Headlamps can come with a variety of beam types. For example, flood or spot beams. Also, short and long beam distances. Once you know what you will be using your headlamp for, check the manufacturer specifications for available beam types and distances. If you are moving at fast speeds such as a biker would, you may want to consider a longer beam distance. On the other hand, hunter’s may want the ability to change from a flood style beam to a spotted, targeted beam type.
3. What Is The Battery Life and Power Handling?
Most manufacturers will post the average battery life of their headlamps. Don’t be fooled by some of those high numbers though. Be sure to check the average battery life at both full power and reduced power usage. The numbers can be drastically different. If you are an ultrarunner and could be away for days at a time without an option to replace batteries, a portable recharger can be handy. Also, there are portable solar powered rechargers available for these types of treks. As for power handling, typically there are rechargeable and non-rechargeable options for headlamps.
4. Check Runtime of the Headlamp
There are two factors to consider when looking at runtime. First, there is battery life run time as listed above. Check both the low power and high power average run time of your headlamp. Secondly, you will want to consider the lifetime average runtime of the headlamp. Normally, manufactueres will list how many hours the bulbs are designed to last. These days, they may last many thousands of hours but if you are spending good money on a headlamp, consider this nonetheless.
5. Water Resistance & Waterproof Capability
First of all, once you determine what you are doing, find out whether there will be any water involved.

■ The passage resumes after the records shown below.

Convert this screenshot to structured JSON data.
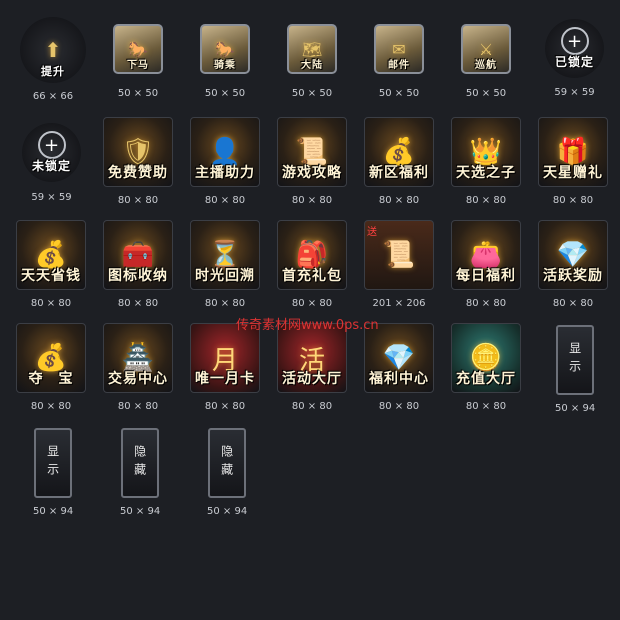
{
  "watermark": "传奇素材网www.0ps.cn",
  "icons": [
    {
      "label": "提升",
      "size": "66 × 66",
      "glyph": "⬆"
    },
    {
      "label": "下马",
      "size": "50 × 50",
      "glyph": "🐎"
    },
    {
      "label": "骑乘",
      "size": "50 × 50",
      "glyph": "🐎"
    },
    {
      "label": "大陆",
      "size": "50 × 50",
      "glyph": "🗺"
    },
    {
      "label": "邮件",
      "size": "50 × 50",
      "glyph": "✉"
    },
    {
      "label": "巡航",
      "size": "50 × 50",
      "glyph": "⚔"
    },
    {
      "label": "已锁定",
      "size": "59 × 59",
      "glyph": "+"
    },
    {
      "label": "未锁定",
      "size": "59 × 59",
      "glyph": "+"
    },
    {
      "label": "免费赞助",
      "size": "80 × 80",
      "glyph": "🛡"
    },
    {
      "label": "主播助力",
      "size": "80 × 80",
      "glyph": "👤"
    },
    {
      "label": "游戏攻略",
      "size": "80 × 80",
      "glyph": "📜"
    },
    {
      "label": "新区福利",
      "size": "80 × 80",
      "glyph": "💰"
    },
    {
      "label": "天选之子",
      "size": "80 × 80",
      "glyph": "👑"
    },
    {
      "label": "天星赠礼",
      "size": "80 × 80",
      "glyph": "🎁"
    },
    {
      "label": "天天省钱",
      "size": "80 × 80",
      "glyph": "💰"
    },
    {
      "label": "图标收纳",
      "size": "80 × 80",
      "glyph": "🧰"
    },
    {
      "label": "时光回溯",
      "size": "80 × 80",
      "glyph": "⏳"
    },
    {
      "label": "首充礼包",
      "size": "80 × 80",
      "glyph": "🎒"
    },
    {
      "label": "",
      "size": "201 × 206",
      "glyph": "📜",
      "ribbon": "送"
    },
    {
      "label": "每日福利",
      "size": "80 × 80",
      "glyph": "👛"
    },
    {
      "label": "活跃奖励",
      "size": "80 × 80",
      "glyph": "💎"
    },
    {
      "label": "夺　宝",
      "size": "80 × 80",
      "glyph": "💰"
    },
    {
      "label": "交易中心",
      "size": "80 × 80",
      "glyph": "🏯"
    },
    {
      "label": "唯一月卡",
      "size": "80 × 80",
      "glyph": "月"
    },
    {
      "label": "活动大厅",
      "size": "80 × 80",
      "glyph": "活"
    },
    {
      "label": "福利中心",
      "size": "80 × 80",
      "glyph": "💎"
    },
    {
      "label": "充值大厅",
      "size": "80 × 80",
      "glyph": "🪙"
    },
    {
      "label": "显示",
      "size": "50 × 94",
      "glyph": ""
    },
    {
      "label": "显示",
      "size": "50 × 94",
      "glyph": ""
    },
    {
      "label": "隐藏",
      "size": "50 × 94",
      "glyph": ""
    },
    {
      "label": "隐藏",
      "size": "50 × 94",
      "glyph": ""
    }
  ]
}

Headlamps can range from completely non water resistant, to water resistant and finally to outright waterproof. Each headlamp manufacturer (at least the reputable ones) should provide an IPX rating that will usually range from IPX4 – IPX8. The higher the number, the more water and dust proof the headlamp will be. If this is important to your activity (like fishing for example), take a look at the IPX rating to determine what is right for you.
6. Size, Dimensions & Weight

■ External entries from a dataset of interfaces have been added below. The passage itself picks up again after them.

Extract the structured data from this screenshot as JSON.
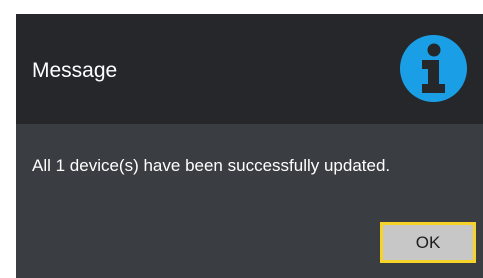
{
  "dialog": {
    "title": "Message",
    "icon": "info-icon",
    "message": "All 1 device(s) have been successfully updated.",
    "ok_label": "OK"
  },
  "colors": {
    "header_background": "#25272b",
    "body_background": "#3a3d42",
    "icon_accent": "#1a9fe6",
    "button_background": "#c7c7c7",
    "button_focus_border": "#f5d328"
  }
}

Weight matters. On first thought, you may think that a few ounces here and there doesn’t really make a difference. Wait until you get out there and need to put a heavy headlamp on your head for a 12 hour hike. You’d wish you would have gotten something else. Again, determine your activity and then go from there. Running, hiking and anything that may put a headlamp on your head for more than a few hours at a time, try to get something light and comfortable without sacrificing function and features. On the other hand, certain work headlamps may be heavier than your average headlamp for recreational use. These headlamps tend to be designed for a specific purpose and utility, so workers may not be too concerned whether a headlamp is a few ounces heavier than another.
7. Settings, Modes & Features

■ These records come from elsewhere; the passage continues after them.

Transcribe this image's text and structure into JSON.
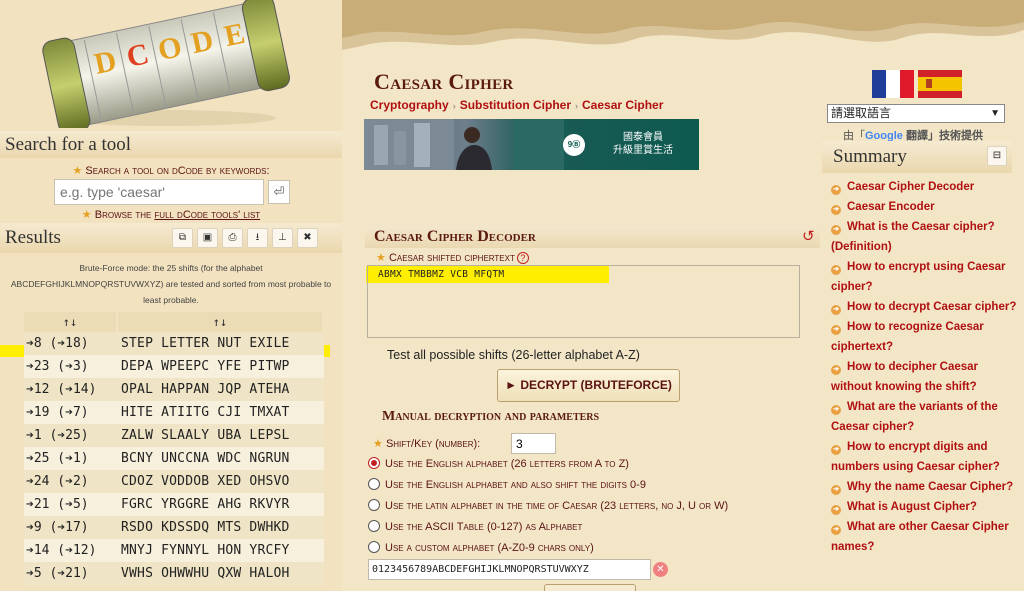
{
  "logo": {
    "letters": [
      "D",
      "C",
      "O",
      "D",
      "E"
    ]
  },
  "search": {
    "heading": "Search for a tool",
    "line1": "Search a tool on dCode by keywords:",
    "placeholder": "e.g. type 'caesar'",
    "browse_prefix": "Browse the",
    "browse_link": "full dCode tools' list"
  },
  "results": {
    "heading": "Results",
    "note": "Brute-Force mode: the 25 shifts (for the alphabet ABCDEFGHIJKLMNOPQRSTUVWXYZ) are tested and sorted from most probable to least probable.",
    "col1": "↑↓",
    "col2": "↑↓",
    "rows": [
      {
        "shift": "➔8 (➔18)",
        "text": "STEP LETTER NUT EXILE"
      },
      {
        "shift": "➔23 (➔3)",
        "text": "DEPA WPEEPC YFE PITWP"
      },
      {
        "shift": "➔12 (➔14)",
        "text": "OPAL HAPPAN JQP ATEHA"
      },
      {
        "shift": "➔19 (➔7)",
        "text": "HITE ATIITG CJI TMXAT"
      },
      {
        "shift": "➔1 (➔25)",
        "text": "ZALW SLAALY UBA LEPSL"
      },
      {
        "shift": "➔25 (➔1)",
        "text": "BCNY UNCCNA WDC NGRUN"
      },
      {
        "shift": "➔24 (➔2)",
        "text": "CDOZ VODDOB XED OHSVO"
      },
      {
        "shift": "➔21 (➔5)",
        "text": "FGRC YRGGRE AHG RKVYR"
      },
      {
        "shift": "➔9 (➔17)",
        "text": "RSDO KDSSDQ MTS DWHKD"
      },
      {
        "shift": "➔14 (➔12)",
        "text": "MNYJ FYNNYL HON YRCFY"
      },
      {
        "shift": "➔5 (➔21)",
        "text": "VWHS OHWWHU QXW HALOH"
      }
    ]
  },
  "page": {
    "title": "Caesar Cipher",
    "breadcrumb": [
      "Cryptography",
      "Substitution Cipher",
      "Caesar Cipher"
    ]
  },
  "ad": {
    "line1": "國泰會員",
    "line2": "升級里賞生活"
  },
  "decoder": {
    "title": "Caesar Cipher Decoder",
    "ciphertext_label": "Caesar shifted ciphertext",
    "ciphertext": "ABMX TMBBMZ VCB MFQTM",
    "test_all": "Test all possible shifts (26-letter alphabet A-Z)",
    "decrypt_button": "► DECRYPT (BRUTEFORCE)",
    "manual_title": "Manual decryption and parameters",
    "shift_label": "Shift/Key (number):",
    "shift_value": "3",
    "options": [
      "Use the English alphabet (26 letters from A to Z)",
      "Use the English alphabet and also shift the digits 0-9",
      "Use the latin alphabet in the time of Caesar (23 letters, no J, U or W)",
      "Use the ASCII Table (0-127) as Alphabet",
      "Use a custom alphabet (A-Z0-9 chars only)"
    ],
    "selected_option": 0,
    "custom_alphabet": "0123456789ABCDEFGHIJKLMNOPQRSTUVWXYZ"
  },
  "lang": {
    "select_label": "請選取語言",
    "powered_prefix": "由「",
    "powered_google": "Google",
    "powered_translate": "翻譯」技術提供"
  },
  "summary": {
    "heading": "Summary",
    "items": [
      "Caesar Cipher Decoder",
      "Caesar Encoder",
      "What is the Caesar cipher? (Definition)",
      "How to encrypt using Caesar cipher?",
      "How to decrypt Caesar cipher?",
      "How to recognize Caesar ciphertext?",
      "How to decipher Caesar without knowing the shift?",
      "What are the variants of the Caesar cipher?",
      "How to encrypt digits and numbers using Caesar cipher?",
      "Why the name Caesar Cipher?",
      "What is August Cipher?",
      "What are other Caesar Cipher names?"
    ]
  },
  "colors": {
    "accent": "#b01010",
    "highlight": "#ffee00",
    "title": "#5a1a0e",
    "background": "#f3e6c7"
  }
}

Each headlamp is different and comes with specific features for different uses. Some things to look for are whether the headlamp can change brightness levels to save on battery and if they have a red or green light mode. These are 2 of the most basic features that I would look for in any headlamp and wouldn’t consider one that didn’t have those options. Additionally, some headlamps can come with battery level indicators, multiple sources of light and fine tuning of the beam types of your bulbs. These are more extensive features butcould be useful depending on what you are doing and where you will be.
For more detailed information feel free to browse around our site. We have compiled a list of our 20 favorite headlamps for a variety of different uses and functions. Feel free to share this infographic and check out our Best Headlamp Ultimate Buyer’s Guide and Top 20 Picks: